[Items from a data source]
- - - - - - -

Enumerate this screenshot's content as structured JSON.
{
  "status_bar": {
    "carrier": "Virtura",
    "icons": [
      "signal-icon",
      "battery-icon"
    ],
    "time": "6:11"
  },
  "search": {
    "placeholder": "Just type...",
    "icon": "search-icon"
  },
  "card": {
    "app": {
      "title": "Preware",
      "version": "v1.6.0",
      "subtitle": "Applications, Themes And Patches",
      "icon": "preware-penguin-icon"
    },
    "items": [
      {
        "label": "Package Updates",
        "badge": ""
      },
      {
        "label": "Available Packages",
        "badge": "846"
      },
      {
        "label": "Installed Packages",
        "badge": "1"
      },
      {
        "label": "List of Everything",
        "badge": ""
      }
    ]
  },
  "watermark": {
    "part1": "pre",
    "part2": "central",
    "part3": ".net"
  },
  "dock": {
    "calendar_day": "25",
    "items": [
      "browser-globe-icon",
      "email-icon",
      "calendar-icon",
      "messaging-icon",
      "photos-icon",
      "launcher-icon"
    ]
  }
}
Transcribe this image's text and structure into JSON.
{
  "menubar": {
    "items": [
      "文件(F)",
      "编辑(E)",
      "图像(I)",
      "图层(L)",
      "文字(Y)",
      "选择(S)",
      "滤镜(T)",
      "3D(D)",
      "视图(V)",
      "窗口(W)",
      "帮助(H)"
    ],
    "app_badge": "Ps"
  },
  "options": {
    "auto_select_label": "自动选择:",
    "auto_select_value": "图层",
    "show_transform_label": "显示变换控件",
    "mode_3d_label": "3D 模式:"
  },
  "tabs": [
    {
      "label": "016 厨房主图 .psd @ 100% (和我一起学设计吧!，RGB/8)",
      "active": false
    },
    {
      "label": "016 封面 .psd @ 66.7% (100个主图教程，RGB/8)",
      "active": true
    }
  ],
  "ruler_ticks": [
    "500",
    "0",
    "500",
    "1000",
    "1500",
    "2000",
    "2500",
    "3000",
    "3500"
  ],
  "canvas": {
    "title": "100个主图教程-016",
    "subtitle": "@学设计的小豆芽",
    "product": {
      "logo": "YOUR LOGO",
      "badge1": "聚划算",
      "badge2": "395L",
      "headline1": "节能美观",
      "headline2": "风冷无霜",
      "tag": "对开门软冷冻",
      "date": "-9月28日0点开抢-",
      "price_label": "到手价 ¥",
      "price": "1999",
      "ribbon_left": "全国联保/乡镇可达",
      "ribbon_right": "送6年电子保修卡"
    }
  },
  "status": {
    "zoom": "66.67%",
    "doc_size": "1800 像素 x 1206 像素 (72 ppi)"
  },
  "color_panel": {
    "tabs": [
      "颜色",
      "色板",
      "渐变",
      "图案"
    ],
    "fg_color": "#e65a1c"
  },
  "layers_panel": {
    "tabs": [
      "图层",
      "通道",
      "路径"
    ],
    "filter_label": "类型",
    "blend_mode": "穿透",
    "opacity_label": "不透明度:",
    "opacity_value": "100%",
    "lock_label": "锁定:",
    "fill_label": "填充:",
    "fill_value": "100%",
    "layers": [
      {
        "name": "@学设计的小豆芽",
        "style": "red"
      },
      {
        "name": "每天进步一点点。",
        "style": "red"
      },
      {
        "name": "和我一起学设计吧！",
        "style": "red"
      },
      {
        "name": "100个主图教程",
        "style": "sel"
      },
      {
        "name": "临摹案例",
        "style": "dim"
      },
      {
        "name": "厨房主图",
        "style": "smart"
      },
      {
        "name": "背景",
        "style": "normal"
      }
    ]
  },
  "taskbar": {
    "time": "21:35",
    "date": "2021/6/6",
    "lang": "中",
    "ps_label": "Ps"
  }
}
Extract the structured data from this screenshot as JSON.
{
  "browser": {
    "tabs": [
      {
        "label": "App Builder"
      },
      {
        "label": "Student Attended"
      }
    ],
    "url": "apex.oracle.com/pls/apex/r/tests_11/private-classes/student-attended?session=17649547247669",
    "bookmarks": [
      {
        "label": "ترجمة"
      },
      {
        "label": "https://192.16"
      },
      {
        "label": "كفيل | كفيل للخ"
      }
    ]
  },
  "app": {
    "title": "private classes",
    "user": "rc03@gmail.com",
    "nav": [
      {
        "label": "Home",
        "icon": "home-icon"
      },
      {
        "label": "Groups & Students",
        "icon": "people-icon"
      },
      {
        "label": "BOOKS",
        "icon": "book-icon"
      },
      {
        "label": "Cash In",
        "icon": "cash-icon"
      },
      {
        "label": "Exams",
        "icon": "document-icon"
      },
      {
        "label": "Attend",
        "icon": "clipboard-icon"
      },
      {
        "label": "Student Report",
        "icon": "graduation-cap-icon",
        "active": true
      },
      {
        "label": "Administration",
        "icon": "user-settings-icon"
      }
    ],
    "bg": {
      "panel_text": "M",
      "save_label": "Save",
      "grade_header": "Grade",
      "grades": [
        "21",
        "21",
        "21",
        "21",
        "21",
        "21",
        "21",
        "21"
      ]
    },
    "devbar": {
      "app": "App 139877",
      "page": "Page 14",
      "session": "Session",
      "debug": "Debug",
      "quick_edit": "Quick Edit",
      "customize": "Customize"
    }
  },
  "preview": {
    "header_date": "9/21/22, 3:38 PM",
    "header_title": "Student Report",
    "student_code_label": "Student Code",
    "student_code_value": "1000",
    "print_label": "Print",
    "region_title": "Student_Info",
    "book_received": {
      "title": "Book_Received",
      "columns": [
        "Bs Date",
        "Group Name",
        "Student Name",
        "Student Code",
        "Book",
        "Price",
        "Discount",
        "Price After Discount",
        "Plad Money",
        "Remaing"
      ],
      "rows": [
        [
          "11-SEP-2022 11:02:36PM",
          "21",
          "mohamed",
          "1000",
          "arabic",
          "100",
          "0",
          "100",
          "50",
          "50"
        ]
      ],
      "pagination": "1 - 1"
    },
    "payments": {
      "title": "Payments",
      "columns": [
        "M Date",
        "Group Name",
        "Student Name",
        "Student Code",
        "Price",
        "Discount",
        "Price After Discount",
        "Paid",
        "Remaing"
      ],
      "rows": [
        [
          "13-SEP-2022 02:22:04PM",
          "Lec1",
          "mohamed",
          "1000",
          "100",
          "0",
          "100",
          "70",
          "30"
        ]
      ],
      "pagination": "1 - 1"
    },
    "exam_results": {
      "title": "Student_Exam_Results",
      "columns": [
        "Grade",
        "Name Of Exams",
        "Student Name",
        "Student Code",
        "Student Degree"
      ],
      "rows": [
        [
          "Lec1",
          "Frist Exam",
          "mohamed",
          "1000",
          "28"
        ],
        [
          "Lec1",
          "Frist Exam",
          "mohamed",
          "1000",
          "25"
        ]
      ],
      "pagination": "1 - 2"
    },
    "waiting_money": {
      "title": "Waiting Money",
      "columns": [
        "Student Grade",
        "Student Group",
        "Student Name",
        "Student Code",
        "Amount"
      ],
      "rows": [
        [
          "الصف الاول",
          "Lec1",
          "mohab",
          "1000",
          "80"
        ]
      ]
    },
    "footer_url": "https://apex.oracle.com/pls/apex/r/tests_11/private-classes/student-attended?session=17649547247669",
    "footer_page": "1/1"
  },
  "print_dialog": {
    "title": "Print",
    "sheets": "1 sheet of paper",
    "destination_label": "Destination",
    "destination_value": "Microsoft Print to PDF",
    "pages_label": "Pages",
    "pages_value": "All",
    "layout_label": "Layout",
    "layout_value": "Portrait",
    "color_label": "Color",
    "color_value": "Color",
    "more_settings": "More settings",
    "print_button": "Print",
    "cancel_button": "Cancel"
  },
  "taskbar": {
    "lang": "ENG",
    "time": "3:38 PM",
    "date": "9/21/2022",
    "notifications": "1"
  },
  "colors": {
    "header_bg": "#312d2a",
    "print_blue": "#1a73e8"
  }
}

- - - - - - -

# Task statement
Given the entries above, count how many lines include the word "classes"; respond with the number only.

# Task answer
3